For this reason, it can be particularly challenging to convince a narcissist that he or she needs help. You may need a professional intervention, a strong relationship, or some other drastic measure to get a narcissist into therapy. You will have to deal with denial, possibly anger, and strong emotions when forcing a narcissist to come to terms with their own addiction. Being empathetic, gathering a group of people your loved one trusts and loves, and being kind but firm is one way to slowly but surely convince them that they need help. If you make pleas about them and their health rather than their substance use, you may also have more success. For example, “I’m worried about you, please let me help”, instead of “you’re using again aren’t you”.
Personality disorders, including narcissism, also make it extremely more likely that a person will use and become addicted to a substance. In one study, 40% of alcoholics and 79% of drug users showed strong symptoms of personality disorders. While not the most common personality disorder, narcissism is the fifth most common, and therefore extremely prevalent in cases of addiction.
Treating NPD as a Comorbid Disorder
While narcissistic personality disorder is part learned-behavior and part genetic trait, it can be treated. However, it is crucial that the treatment facility understand the person’s mental and physical health history so that they can create a custom treatment plan capable of treating NPD as a comorbid disorder. Like with depression and bipolar disorder, the mental disorder is at least partially responsible for substance abuse. If you treat substance abuse without treating the disorder, the patient will likely simply return to substance use once out of treatment.
A clinical psychologist can create a behavioral therapy program designed to treat co-occurring disorders of NPD and addiction – so that the addict unlearns narcissistic behaviors while learning to cope with cravings, learning to cope with stress, and gaining the skills to move on with their life.
If your loved one has not been diagnosed with narcissistic personality disorder before addiction, treatment can become more complex. However, a good initial assessment with a follow-up assessment after detox can help many therapists to better understand the unique problems and mental condition of their patient, so that they can offer a personalized treatment program to meet their needs.
Narcissistic personality disorder is particularly difficult to diagnose and treat in addicts because many of the symptoms overlap, long-term users often develop strong narcissistic traits, and many will show the same behavior patterns whether they are addicted or addicted and narcissistic. Either way, you can get help, treat narcissism like the disorder it is, and get your loved one back.
Addiction and narcissism have a lot in common and often appear together. For this and other reasons, it makes sense to treat them both together. Your treatment facility should be able to offer a comprehensive addiction treatment program with behavioral therapy for both the addiction and the NPD – so that your loved one can make a full recovery.
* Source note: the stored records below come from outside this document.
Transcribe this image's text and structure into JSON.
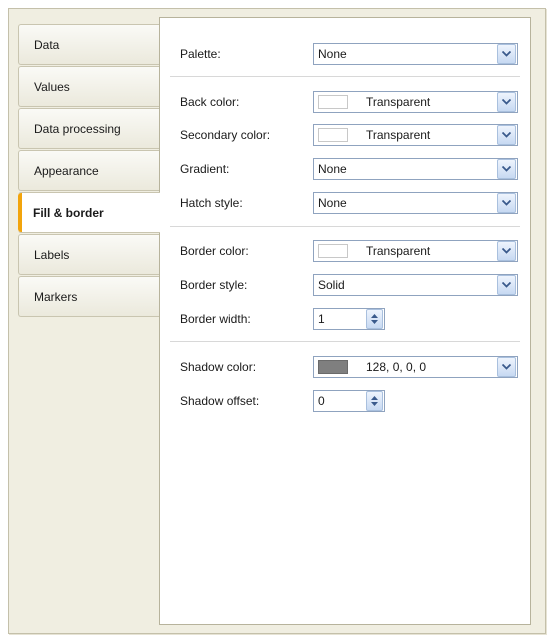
{
  "tabs": [
    {
      "label": "Data"
    },
    {
      "label": "Values"
    },
    {
      "label": "Data processing"
    },
    {
      "label": "Appearance"
    },
    {
      "label": "Fill & border",
      "active": true
    },
    {
      "label": "Labels"
    },
    {
      "label": "Markers"
    }
  ],
  "fields": {
    "palette": {
      "label": "Palette:",
      "value": "None"
    },
    "back_color": {
      "label": "Back color:",
      "value": "Transparent"
    },
    "secondary_color": {
      "label": "Secondary color:",
      "value": "Transparent"
    },
    "gradient": {
      "label": "Gradient:",
      "value": "None"
    },
    "hatch_style": {
      "label": "Hatch style:",
      "value": "None"
    },
    "border_color": {
      "label": "Border color:",
      "value": "Transparent"
    },
    "border_style": {
      "label": "Border style:",
      "value": "Solid"
    },
    "border_width": {
      "label": "Border width:",
      "value": "1"
    },
    "shadow_color": {
      "label": "Shadow color:",
      "value": "128, 0, 0, 0",
      "swatch": "#7f7f7f"
    },
    "shadow_offset": {
      "label": "Shadow offset:",
      "value": "0"
    }
  },
  "colors": {
    "accent": "#f2a40c",
    "panel_bg": "#f0eee1",
    "transparent_swatch": "#ffffff"
  }
}
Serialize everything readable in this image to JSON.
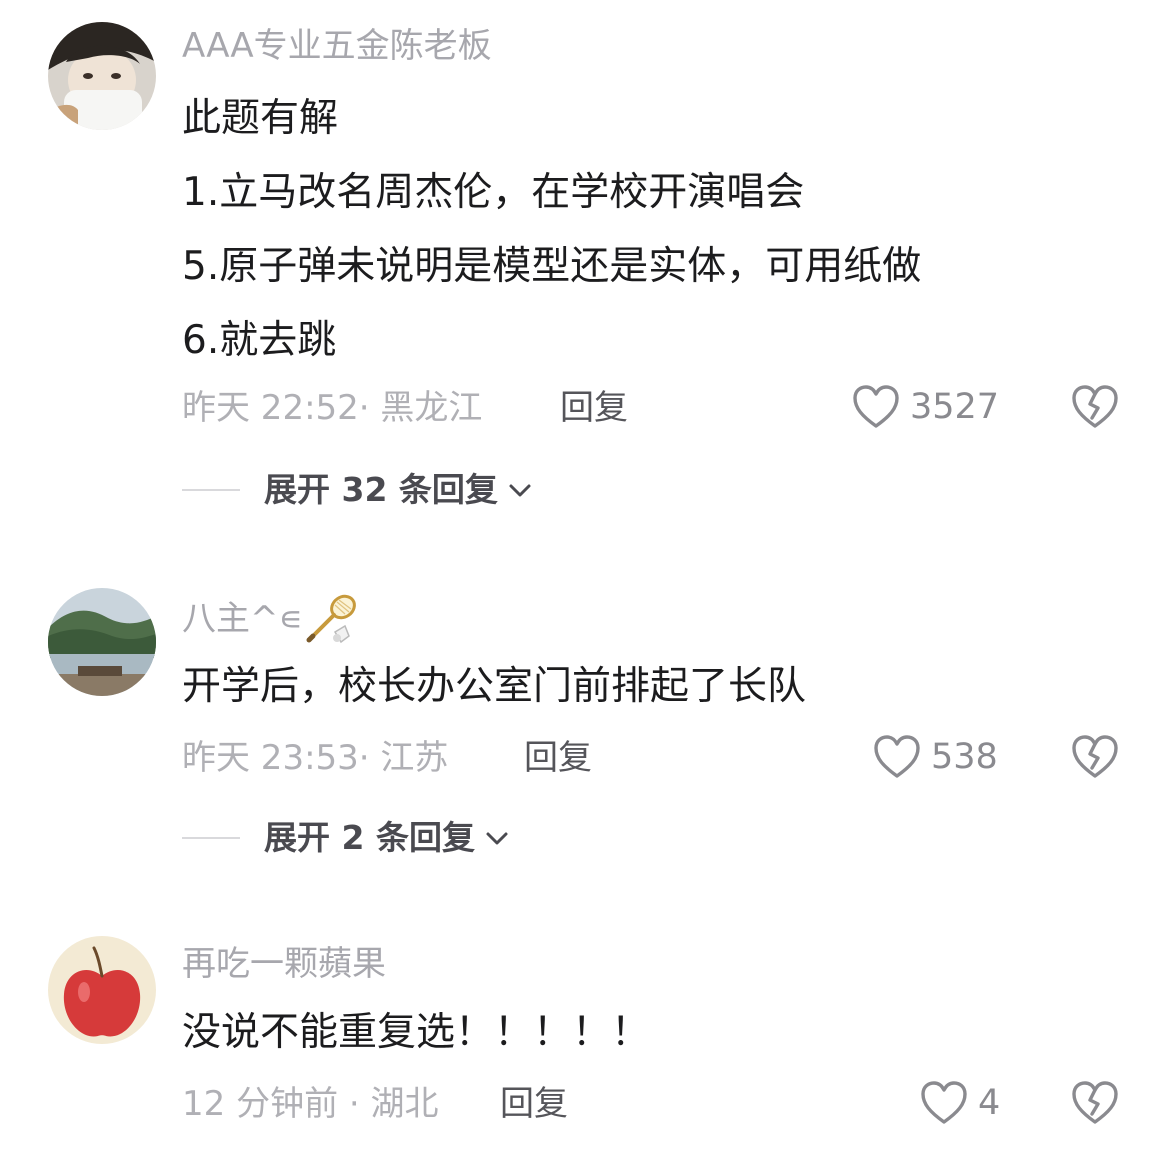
{
  "comments": [
    {
      "username": "AAA专业五金陈老板",
      "lines": [
        "此题有解",
        "1.立马改名周杰伦，在学校开演唱会",
        "5.原子弹未说明是模型还是实体，可用纸做",
        "6.就去跳"
      ],
      "meta": "昨天 22:52· 黑龙江",
      "reply_label": "回复",
      "likes": "3527",
      "expand_label": "展开 32 条回复"
    },
    {
      "username": "八主^∊",
      "username_icon": "badminton-icon",
      "lines": [
        "开学后，校长办公室门前排起了长队"
      ],
      "meta": "昨天 23:53· 江苏",
      "reply_label": "回复",
      "likes": "538",
      "expand_label": "展开 2 条回复"
    },
    {
      "username": "再吃一颗蘋果",
      "lines": [
        "没说不能重复选！！！！！"
      ],
      "meta": "12 分钟前 · 湖北",
      "reply_label": "回复",
      "likes": "4"
    }
  ]
}
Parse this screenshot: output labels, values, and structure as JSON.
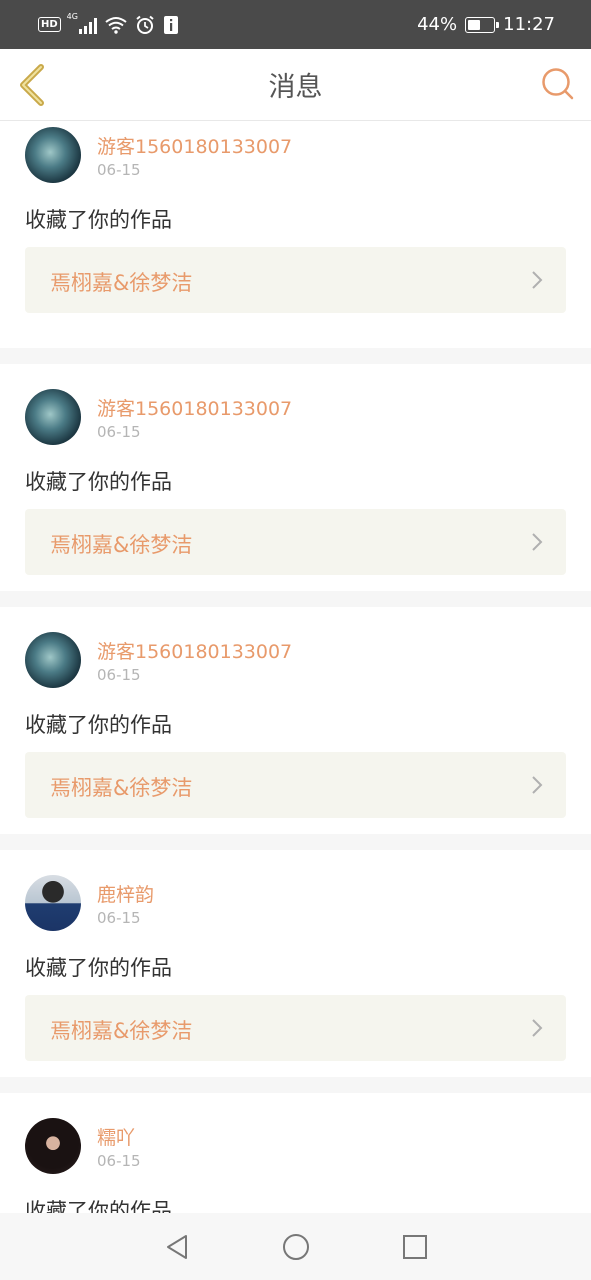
{
  "status_bar": {
    "network_badge": "HD",
    "network_type": "4G",
    "battery_percent": "44%",
    "time": "11:27",
    "icons": [
      "hd-icon",
      "signal-icon",
      "wifi-icon",
      "alarm-icon",
      "notification-icon",
      "battery-icon"
    ]
  },
  "header": {
    "title": "消息",
    "back_icon": "chevron-left-icon",
    "search_icon": "search-icon"
  },
  "messages": [
    {
      "username": "游客1560180133007",
      "date": "06-15",
      "action": "收藏了你的作品",
      "work_title": "焉栩嘉&徐梦洁",
      "avatar": "ghost-avatar"
    },
    {
      "username": "游客1560180133007",
      "date": "06-15",
      "action": "收藏了你的作品",
      "work_title": "焉栩嘉&徐梦洁",
      "avatar": "ghost-avatar"
    },
    {
      "username": "游客1560180133007",
      "date": "06-15",
      "action": "收藏了你的作品",
      "work_title": "焉栩嘉&徐梦洁",
      "avatar": "ghost-avatar"
    },
    {
      "username": "鹿梓韵",
      "date": "06-15",
      "action": "收藏了你的作品",
      "work_title": "焉栩嘉&徐梦洁",
      "avatar": "boy-avatar"
    },
    {
      "username": "糯吖",
      "date": "06-15",
      "action": "收藏了你的作品",
      "work_title": "",
      "avatar": "girl-avatar"
    }
  ],
  "colors": {
    "accent": "#e89a6b",
    "back_icon": "#c9a94a",
    "status_bar": "#4a4a4a",
    "card_link_bg": "#f5f5ee"
  },
  "navbar": {
    "icons": [
      "back-triangle-icon",
      "home-circle-icon",
      "recents-square-icon"
    ]
  }
}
Good luck getting your loved one into recovery.
If you or someone you love is struggling with Narcissism and Addiction, contact us today and speak with one of our experienced and professional intake advisors, we’re here to help. Beginnings Treatment Centers is located in beautiful and sunny Southern California in Orange County, which has one of the best and most active recovery communities in the United States.